Researchers from the Okinawa Institute of Science and Technology Graduate University (OIST) have developed a system for treating wastewater from pig farming, making the industry more sustainable.
Okinawa, a subtropical island in Japan, has a widescale pig farming industry, with estimates suggesting there are over 225,000 pigs on the island. While the farms have a big impact on the island’s economy and culture, the sewage is an unpleasant by-product of the industry.
Across the island, large quantities of wastewater are produced by the pig farming industry. Now, researchers from the Biological Systems Unit at OIST have developed a new method for treating this wastewater, which has been effectively tested on a local pig farm in Okinawa.
“Our new system uses two different chambers,” explained Dr Anna Prokhorova, lead author of a paper recently published in Bioresource Technology. “In the one chamber, full strength swine wastewater is treated for the removal of odour, pathogens, and organic matter, whereas in the other chamber, excess nitrate and phosphate is removed from wastewater that has already been treated through the traditional aeration system. To the best of our knowledge, this is the first system to successfully treat two different types of wastewater at the same time.”
The typical aeration system presently used by farmers mainly treats organic matter in the wastewater and converts ammonium into nitrate but does not treat the nitrate further. In Japan, the nitrate discharge limit for the livestock industry is to be reduced to one fifth of the current level (which currently sits at 500 milligrams of nitrate-nitrogen per litre) to be in line with other industries. It is estimated that more than 35% of farms in Okinawa will surpass this imminent limit change.
“This is of huge concern because nitrate contamination can have disastrous impacts on both human health and the environment,” commented Dr Mami Kainuma, group leader in the Biological Systems Unit. “When nitrate is ingested by people, it is converted to nitrite, which impacts the bloods’ ability to carry oxygen and can lead to methemoglobinemia or blue baby syndrome.”

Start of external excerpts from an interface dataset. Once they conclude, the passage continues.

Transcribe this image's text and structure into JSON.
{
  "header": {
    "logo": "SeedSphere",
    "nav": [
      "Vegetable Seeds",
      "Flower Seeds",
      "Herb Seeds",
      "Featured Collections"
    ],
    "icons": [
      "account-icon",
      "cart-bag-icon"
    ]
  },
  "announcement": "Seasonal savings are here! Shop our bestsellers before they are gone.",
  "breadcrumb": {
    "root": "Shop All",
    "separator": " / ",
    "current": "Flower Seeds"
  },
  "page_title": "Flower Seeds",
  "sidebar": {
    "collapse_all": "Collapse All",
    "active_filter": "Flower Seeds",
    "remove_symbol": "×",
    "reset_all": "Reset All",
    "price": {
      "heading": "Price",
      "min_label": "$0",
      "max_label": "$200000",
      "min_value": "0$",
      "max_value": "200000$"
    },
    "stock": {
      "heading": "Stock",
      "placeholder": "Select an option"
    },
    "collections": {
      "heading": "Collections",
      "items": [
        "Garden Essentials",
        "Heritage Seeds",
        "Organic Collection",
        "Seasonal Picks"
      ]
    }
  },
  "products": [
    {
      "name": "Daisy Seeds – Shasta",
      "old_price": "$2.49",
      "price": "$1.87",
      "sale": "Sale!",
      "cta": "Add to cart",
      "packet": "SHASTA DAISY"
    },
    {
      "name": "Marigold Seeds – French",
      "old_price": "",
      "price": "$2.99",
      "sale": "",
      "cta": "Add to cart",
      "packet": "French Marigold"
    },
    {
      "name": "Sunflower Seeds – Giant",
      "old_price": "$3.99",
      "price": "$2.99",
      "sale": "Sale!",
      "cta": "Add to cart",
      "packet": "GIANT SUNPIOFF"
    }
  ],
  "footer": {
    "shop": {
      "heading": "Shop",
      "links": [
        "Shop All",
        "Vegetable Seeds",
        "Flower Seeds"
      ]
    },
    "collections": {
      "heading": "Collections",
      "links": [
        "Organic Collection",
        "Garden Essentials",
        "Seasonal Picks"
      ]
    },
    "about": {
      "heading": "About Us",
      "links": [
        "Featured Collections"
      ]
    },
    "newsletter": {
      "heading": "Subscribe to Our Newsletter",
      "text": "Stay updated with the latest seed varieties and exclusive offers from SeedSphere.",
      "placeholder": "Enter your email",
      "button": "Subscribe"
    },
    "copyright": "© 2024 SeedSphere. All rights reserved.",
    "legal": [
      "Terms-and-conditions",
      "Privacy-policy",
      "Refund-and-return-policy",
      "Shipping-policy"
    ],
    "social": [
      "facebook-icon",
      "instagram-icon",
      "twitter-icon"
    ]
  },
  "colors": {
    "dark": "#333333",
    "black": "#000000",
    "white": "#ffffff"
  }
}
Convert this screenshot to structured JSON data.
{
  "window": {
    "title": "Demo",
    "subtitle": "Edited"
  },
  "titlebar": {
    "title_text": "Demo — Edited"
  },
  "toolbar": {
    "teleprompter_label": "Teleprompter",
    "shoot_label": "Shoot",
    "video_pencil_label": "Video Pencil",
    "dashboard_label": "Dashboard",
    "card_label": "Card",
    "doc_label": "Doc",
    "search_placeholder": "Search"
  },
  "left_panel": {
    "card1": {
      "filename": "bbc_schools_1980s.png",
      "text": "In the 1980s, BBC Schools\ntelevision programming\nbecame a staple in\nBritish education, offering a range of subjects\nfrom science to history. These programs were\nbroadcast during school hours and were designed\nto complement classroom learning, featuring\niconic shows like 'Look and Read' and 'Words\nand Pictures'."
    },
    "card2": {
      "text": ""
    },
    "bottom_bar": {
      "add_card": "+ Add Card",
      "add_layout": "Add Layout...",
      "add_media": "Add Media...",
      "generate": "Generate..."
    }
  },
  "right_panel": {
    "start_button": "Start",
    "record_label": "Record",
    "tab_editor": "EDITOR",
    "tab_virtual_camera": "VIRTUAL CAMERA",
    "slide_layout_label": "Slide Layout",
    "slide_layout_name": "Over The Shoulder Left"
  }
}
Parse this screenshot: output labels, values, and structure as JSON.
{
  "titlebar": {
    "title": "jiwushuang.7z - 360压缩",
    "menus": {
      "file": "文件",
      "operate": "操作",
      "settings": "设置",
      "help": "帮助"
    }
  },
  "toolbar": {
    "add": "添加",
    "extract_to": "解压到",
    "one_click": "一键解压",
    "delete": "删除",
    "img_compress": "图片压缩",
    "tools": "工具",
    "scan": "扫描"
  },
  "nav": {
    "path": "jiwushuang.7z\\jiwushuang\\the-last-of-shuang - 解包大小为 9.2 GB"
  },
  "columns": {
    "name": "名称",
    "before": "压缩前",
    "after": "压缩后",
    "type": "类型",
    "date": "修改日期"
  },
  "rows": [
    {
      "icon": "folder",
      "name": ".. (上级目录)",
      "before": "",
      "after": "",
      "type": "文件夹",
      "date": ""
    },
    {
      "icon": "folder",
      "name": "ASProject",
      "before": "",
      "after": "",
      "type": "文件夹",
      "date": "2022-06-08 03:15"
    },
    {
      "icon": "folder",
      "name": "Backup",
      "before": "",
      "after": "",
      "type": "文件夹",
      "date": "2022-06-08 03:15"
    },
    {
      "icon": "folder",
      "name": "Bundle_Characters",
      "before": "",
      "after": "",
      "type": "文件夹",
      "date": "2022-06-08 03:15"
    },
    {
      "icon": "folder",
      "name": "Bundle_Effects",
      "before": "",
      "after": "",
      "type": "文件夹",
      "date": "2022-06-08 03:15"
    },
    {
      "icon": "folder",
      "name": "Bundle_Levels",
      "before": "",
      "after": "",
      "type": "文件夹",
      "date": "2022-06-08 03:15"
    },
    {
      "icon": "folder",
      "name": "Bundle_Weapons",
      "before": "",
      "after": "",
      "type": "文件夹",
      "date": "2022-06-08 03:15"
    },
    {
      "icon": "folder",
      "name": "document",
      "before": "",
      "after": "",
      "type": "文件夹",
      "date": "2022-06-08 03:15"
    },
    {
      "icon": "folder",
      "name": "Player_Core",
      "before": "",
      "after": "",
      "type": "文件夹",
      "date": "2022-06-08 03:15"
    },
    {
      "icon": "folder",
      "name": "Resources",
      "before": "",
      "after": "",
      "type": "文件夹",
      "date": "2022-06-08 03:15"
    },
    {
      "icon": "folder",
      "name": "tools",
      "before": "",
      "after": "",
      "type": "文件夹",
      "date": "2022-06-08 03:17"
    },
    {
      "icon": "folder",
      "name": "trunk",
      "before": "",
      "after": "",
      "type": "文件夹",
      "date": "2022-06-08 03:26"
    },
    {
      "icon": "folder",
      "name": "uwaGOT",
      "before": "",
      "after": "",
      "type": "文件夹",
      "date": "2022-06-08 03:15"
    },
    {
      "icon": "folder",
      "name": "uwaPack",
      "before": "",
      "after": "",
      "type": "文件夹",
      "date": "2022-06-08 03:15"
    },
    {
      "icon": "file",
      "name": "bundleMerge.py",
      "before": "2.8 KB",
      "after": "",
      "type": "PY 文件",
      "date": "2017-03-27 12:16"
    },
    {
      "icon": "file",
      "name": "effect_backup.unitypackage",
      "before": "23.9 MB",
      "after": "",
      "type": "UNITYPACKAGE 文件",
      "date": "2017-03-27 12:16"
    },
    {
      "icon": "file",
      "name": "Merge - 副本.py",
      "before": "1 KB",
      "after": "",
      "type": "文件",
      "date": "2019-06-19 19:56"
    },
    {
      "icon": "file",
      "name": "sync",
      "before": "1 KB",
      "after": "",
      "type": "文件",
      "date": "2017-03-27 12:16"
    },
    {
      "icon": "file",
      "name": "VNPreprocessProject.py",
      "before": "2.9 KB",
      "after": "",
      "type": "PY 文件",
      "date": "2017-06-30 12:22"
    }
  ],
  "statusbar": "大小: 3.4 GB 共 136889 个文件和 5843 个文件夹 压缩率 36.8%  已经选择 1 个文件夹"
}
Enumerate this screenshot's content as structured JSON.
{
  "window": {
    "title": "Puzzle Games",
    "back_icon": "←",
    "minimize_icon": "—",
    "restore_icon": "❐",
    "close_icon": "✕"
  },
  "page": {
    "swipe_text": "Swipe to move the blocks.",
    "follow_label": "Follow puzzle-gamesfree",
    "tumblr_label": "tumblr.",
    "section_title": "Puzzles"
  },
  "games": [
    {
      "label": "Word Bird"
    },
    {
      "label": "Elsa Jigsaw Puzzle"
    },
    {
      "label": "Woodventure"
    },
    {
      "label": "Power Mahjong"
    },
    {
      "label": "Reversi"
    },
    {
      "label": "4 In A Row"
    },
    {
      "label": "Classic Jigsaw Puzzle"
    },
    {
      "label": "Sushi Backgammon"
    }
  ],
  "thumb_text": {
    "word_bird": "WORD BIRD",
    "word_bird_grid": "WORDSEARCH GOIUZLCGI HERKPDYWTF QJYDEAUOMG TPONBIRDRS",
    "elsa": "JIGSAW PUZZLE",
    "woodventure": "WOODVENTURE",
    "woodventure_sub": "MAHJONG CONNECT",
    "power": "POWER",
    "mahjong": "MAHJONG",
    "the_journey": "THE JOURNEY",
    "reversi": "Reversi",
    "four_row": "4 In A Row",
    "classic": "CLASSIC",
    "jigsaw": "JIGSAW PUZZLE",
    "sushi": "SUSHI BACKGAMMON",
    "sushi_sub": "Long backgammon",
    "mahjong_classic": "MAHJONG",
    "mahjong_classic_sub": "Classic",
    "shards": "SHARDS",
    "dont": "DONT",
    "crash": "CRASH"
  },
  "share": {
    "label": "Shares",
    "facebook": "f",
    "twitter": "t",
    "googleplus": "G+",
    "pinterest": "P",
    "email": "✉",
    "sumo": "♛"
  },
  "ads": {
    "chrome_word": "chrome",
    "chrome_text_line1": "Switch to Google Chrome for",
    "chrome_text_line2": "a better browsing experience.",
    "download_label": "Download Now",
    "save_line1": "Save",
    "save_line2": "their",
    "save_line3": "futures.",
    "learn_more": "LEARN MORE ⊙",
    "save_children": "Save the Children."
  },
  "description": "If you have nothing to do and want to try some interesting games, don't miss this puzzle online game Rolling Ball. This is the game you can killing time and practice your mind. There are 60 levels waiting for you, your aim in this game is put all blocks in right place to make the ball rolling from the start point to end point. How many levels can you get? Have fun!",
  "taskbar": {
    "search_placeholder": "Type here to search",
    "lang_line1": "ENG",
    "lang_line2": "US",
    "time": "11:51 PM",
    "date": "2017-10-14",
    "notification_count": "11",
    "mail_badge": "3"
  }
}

The newly developed method relies on a rich community of bacteria to start the process. In the first chamber – the anode chamber – the bacteria responded to the organic molecules present, releasing electrons in the process. Then, the electrons were transferred to the second chamber – the cathode chamber – through the electrodes. The cathode chamber included wastewater that previously went through the aeration process and consequently had elevated levels of nitrate.
Bacteria on the surface of the cathode chamber accept these electrons and used them to power the conversion of nitrate to nitrogen gas. The benefit of this method is that the nitrate removal can happen in wastewater with low organic matter content, such as the already-aerated water.
After successful trails in the lab, the team took the experiment to a pig farm in Okinawa, where they could access the aeration tank and raw wastewater. This long-term experiment showed that the dominant nitrate-removing bacteria could receive electrons to grow.
During the treatment, their activity was accelerated by applied potential to the electrode in a range of -0.4V to -0.6V, which resulted in more effective treatment of the wastewater. Such bacterial communities grew by over 60% in total in the cathode chamber, exhibiting strong activity and resulting in a high rate of nitrate reduction.
An Additional benefit was that, as the organic matter and, in particular, the volatile fatty acids were degraded in raw wastewater, the smell was diminished, and the number of pathogens decreased.
“We’re very happy with the results so far. It’s much more efficient than we expected,” added Dr Prokhorova. “This system is scalable, low cost, easy to assemble, and low maintenance. We’re hopeful that, within the next few years, it will be utilised by farmers in Okinawa and other locations with similar issues, such as rural communities in mainland Japan and Southeast Asia.”